DE CAJóN Project is a glocal effort: a project that challenges the local-global dichotomy by bridging initiatives in Peru and the Northwest that promote the contributions of Peruvians of African descent. It uses the cajón (a Peruvian box drum) and Afro-Peruvian performance traditions as vehicles to create educational opportunities, unite efforts, and empower artists and activists with similar goals around the world.
Like the instrument, DE CAJóN Project has six sides or objectives:
Introduce community members to Afro-Peruvian art forms
Create awareness about the struggles, histories and contributions of Peruvians of African descent
Engage students of all ages in learning activities to develop music and dance skills
Redefine through performance the projection and reception of Afro-Peruvian imagery and iconography
Integrate the work of Afro-Peruvian artists and activists to transform representations of African descent people.
Perform Afro-Peruvian music and dance traditions for general audiences
Create opportunities for intercultural dialogue and discussion between international guest artists and community members
Build relationships with artists and activists dedicated to transforming communities through the arts
Partner with members of the African diasporic community to recognize shared histories and merge collective visions
Inspire accountability within and beyond the self
Strengthen the community capacity to creatively respond to social injustices
Facilitate processes of transformation through the recognition of inner power
Bridge local and global efforts that promote and educate about the contributions of peoples of African descent
Mobilize resources to support Afro-Peruvian community endeavors
Provide opportunities to reconnect Peruvians abroad with their cultural heritage.
Catalyze educational and cultural consciousness
Heal from the traumas of historical oppression
Restore cultural pride
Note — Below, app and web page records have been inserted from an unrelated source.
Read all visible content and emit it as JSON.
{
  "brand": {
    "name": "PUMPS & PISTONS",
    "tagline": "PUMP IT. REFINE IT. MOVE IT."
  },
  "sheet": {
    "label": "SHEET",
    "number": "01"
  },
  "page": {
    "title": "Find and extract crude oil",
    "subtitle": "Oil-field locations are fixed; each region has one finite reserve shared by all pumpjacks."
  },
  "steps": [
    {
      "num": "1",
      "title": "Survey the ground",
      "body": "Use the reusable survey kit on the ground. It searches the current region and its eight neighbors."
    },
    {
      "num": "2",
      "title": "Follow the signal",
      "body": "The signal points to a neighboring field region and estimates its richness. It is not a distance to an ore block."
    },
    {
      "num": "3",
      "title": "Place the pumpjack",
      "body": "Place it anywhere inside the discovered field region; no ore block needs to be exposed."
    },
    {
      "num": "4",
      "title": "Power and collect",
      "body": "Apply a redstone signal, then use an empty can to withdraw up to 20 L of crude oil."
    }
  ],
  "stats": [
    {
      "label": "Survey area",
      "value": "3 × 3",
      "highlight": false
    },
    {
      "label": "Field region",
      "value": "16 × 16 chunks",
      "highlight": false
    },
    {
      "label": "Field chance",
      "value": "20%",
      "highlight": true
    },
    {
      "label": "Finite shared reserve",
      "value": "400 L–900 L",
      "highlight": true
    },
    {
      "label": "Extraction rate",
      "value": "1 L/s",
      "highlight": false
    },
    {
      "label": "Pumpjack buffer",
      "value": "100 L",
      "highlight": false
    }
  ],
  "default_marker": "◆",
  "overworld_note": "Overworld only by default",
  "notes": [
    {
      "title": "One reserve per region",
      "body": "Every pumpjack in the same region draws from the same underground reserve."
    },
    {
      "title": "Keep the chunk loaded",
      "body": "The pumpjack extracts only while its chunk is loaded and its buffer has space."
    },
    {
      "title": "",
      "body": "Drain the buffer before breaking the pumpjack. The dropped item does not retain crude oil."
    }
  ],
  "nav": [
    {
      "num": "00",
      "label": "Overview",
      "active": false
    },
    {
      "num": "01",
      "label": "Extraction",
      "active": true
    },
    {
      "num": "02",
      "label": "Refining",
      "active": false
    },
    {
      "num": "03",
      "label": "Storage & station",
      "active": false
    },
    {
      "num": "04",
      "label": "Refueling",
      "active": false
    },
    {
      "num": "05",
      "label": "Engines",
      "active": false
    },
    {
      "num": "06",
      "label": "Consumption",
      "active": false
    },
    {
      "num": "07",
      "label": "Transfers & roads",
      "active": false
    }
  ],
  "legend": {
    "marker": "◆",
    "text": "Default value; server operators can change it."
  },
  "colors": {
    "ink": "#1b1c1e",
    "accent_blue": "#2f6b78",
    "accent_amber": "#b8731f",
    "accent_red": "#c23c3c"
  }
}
Our hope is for this project to extend beyond the cajón and the Peruvian experience. We seek to collaborate with other groups and organizations that have a similar strategy of using art as source of identifying power.